I'll say this: If you live in a clean, well-lighted space and if you read the instructions first, this thing is plug-and-play. For me, however, it was still only about a 30-minute job. For Uncle Bob, whose VCR still blinks "12:00" -- well, maybe Huppin's wouldn't charge too much to send somebody out to hook him up.
You have to live somewhere that gets the PBS signal, and you also have to plug in a phone line so they can figure out how many movies you're renting. Yes, it's easy to spend money, but the system allows you to set a weekly spending limit (just be sure to hide the passcode that allows you to override your limit). There are also parental controls that allow you to lock your kids out of R or PG-13 movies.
After a quick onscreen setup, you're in business. You can access the 100 movies alphabetically, or by genre, actor or director. And here's another selling point: You can watch the previews. When we first hooked it up, we probably watched 20 previews.
"We just kind of added the preview function," says Mehta, "but that has proven to be extremely popular."
I'll say -- by the time we watched all the previews, it was time for bed. But the next night, we finally settled on a movie, A Guy Thing with Jason Lee and Julia Stiles. (Don't laugh -- it was pretty good.) The picture and sound were great -- not quite DVD-quality on my TV, but much better than cable. We made some popcorn, too -- no problem, we just paused the movie.
Sounds great, you say, so what's the catch? Other than the fact that MovieBeam will provide Americans with an excuse for never leaving their homes, this seems to be a great service.
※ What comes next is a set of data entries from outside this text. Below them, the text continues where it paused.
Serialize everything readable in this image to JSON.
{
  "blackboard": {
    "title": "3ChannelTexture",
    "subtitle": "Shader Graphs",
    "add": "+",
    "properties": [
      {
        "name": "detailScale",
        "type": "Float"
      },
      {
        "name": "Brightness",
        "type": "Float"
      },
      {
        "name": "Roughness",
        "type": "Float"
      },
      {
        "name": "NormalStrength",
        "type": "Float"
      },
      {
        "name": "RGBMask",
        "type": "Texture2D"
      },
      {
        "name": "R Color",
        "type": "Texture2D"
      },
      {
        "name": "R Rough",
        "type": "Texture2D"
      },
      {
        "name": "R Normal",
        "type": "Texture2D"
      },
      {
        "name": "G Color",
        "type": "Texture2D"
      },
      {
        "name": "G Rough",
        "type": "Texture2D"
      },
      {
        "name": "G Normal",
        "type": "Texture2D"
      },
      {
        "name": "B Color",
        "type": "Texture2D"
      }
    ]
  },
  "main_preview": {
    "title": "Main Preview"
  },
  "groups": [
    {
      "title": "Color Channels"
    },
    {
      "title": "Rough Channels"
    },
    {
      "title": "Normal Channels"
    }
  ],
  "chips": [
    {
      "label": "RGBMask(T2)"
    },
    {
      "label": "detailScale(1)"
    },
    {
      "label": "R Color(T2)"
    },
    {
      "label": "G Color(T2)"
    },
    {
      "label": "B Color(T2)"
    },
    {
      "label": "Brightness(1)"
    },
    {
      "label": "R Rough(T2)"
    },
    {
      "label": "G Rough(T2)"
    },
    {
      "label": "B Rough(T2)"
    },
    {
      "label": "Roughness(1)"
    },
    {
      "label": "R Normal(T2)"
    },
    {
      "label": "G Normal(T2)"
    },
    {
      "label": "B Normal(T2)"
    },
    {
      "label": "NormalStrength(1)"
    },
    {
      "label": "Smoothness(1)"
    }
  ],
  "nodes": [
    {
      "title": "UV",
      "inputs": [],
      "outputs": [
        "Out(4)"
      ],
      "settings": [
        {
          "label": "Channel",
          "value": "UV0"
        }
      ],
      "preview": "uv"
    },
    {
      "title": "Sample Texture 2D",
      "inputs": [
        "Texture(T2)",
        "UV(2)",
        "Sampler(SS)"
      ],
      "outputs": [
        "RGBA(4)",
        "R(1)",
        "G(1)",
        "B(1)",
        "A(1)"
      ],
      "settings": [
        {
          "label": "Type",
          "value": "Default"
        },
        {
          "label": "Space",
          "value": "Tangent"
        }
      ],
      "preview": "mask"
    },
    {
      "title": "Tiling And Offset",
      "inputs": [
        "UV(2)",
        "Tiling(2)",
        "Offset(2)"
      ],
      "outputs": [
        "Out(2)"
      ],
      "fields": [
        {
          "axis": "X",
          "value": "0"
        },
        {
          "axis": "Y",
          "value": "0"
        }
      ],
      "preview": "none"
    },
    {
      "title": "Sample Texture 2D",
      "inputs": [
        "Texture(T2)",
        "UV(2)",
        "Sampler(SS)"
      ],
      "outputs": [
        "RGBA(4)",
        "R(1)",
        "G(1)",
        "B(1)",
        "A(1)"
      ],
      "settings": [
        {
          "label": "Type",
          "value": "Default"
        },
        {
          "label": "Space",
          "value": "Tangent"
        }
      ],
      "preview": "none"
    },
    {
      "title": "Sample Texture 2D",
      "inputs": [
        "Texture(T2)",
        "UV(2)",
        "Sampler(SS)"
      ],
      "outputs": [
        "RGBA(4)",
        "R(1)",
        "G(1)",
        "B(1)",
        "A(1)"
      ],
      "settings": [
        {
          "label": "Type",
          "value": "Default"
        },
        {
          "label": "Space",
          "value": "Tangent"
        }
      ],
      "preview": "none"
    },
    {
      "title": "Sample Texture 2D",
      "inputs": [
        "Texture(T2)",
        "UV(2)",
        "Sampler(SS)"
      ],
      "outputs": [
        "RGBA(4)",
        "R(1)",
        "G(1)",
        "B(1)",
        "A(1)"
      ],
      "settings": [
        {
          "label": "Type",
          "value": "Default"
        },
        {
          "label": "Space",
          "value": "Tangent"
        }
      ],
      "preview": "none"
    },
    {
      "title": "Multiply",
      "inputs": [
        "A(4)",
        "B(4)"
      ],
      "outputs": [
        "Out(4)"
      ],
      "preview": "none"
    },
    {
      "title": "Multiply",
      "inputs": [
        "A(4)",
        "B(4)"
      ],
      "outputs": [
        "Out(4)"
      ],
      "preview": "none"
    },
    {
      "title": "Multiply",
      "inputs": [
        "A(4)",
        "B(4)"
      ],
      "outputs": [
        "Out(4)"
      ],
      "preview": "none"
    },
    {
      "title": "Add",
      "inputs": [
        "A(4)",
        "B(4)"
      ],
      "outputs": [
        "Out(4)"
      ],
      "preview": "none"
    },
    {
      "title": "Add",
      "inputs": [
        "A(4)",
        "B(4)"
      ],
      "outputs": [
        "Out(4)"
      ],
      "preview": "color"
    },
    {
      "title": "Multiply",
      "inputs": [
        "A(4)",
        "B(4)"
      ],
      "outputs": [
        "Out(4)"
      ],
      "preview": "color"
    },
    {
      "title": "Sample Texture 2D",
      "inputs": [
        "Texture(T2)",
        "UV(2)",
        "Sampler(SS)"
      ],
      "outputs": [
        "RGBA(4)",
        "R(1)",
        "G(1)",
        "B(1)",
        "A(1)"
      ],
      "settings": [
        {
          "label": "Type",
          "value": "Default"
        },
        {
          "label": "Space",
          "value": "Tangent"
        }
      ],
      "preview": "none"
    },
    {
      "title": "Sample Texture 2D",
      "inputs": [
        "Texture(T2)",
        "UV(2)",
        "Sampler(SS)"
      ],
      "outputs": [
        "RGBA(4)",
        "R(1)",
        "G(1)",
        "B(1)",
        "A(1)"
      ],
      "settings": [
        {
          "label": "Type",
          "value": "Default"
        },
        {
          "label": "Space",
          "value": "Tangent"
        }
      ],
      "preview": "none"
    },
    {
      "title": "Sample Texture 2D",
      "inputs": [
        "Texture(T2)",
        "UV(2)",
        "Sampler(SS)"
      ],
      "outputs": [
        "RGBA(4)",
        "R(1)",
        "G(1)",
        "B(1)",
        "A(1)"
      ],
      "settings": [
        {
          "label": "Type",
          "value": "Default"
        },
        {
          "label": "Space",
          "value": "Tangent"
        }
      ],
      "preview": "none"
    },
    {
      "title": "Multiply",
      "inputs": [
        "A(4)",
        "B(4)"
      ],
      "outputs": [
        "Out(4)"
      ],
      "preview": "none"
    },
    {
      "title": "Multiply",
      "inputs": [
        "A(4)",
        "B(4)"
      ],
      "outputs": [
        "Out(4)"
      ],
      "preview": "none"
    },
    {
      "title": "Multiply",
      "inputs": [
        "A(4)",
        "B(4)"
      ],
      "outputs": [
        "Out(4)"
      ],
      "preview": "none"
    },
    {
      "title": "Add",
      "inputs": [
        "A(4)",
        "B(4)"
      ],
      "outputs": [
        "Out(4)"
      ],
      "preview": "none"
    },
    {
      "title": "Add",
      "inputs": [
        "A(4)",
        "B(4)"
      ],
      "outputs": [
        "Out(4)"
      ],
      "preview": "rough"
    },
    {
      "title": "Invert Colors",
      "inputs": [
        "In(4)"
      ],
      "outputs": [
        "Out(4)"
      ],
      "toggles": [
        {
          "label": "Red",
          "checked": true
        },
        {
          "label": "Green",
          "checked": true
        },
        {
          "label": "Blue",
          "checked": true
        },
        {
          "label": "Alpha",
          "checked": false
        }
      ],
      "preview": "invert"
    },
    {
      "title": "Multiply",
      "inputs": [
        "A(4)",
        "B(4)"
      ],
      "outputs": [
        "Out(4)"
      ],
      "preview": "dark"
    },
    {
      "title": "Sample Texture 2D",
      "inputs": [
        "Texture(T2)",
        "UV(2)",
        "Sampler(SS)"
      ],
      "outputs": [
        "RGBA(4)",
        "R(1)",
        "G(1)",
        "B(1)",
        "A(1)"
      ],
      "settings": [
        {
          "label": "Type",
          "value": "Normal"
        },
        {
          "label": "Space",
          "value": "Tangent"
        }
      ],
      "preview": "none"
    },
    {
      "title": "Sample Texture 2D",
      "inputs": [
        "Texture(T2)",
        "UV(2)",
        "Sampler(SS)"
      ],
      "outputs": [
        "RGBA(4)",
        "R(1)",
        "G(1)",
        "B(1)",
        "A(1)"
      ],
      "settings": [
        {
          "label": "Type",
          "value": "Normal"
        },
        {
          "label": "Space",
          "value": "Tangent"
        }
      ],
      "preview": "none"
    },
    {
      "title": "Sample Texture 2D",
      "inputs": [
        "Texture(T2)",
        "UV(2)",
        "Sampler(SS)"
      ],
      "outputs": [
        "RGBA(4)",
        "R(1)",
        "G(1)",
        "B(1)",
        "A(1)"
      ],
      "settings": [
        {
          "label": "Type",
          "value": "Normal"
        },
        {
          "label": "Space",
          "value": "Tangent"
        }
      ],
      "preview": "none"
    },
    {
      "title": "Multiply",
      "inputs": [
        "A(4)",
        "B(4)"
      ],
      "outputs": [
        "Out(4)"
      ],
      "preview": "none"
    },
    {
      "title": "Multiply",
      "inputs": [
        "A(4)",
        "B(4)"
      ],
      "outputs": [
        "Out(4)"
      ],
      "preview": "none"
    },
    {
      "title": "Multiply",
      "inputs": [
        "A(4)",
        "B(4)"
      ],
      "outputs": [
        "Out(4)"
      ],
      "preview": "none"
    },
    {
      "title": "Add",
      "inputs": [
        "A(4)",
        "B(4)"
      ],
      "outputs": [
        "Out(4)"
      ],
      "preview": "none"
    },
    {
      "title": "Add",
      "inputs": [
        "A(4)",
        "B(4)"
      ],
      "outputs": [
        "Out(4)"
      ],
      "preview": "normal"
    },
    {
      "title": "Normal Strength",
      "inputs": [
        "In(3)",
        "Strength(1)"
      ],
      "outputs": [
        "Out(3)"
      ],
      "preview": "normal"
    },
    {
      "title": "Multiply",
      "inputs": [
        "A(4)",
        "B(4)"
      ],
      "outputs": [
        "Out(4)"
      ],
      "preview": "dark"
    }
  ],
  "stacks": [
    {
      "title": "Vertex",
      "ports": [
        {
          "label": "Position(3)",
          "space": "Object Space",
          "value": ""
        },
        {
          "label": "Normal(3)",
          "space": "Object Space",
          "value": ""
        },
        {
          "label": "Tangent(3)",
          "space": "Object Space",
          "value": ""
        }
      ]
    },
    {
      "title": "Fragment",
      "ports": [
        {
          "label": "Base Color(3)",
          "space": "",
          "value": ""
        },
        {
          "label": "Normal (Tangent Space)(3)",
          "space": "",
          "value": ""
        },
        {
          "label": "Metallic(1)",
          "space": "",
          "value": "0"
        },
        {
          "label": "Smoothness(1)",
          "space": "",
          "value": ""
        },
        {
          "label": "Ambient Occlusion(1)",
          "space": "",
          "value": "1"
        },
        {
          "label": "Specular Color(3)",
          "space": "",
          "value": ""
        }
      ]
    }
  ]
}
I have a couple of minor quibbles: The remote control, while cute, makes me nervous. I know what happens to remote controls in my house -- I mean, I don't know where they go, but I know they get lost. My advice would be to duct-tape a big piece of wood to this remote, kind of like they do at seedy gas stations with the bathroom key. On the plus side, it only operates the MovieBeam, so you can put it away when not in use.
Quibble No. 2: Although it's not a problem now, I can imagine that the selection of films might become an issue. One of the cool things about, say, NetFlix, the online DVD rental service, is that you can get so many different titles. Will people whose tastes run away from Hollywood's be satisfied? There are some good choices here, and with 10 new ones a week, it would be hard to keep up, but this service probably is designed more for people who are into the mainstream stuff. Still, a random classic into the mix every once in a while would be nice. How about a digital-quality Citizen Kane, or a cult classic like Harold and Maude, or a concert film? With 100 slots, hopefully the programmers will take a few chances from time to time.
Mehta says that in January, MovieBeam will slowly spread across the country, as Disney has plans to "light up" city after city. Once it's nationwide, and if it catches on reasonably well -- Mehta says the units are selling faster than expected here -- MovieBeam might bring big changes to the video rental business. Even if you don't end up trying the service, you might thank Mickey when the video stores' need to compete leads, once and for all, to a new paradigm: the cancellation of all late fees.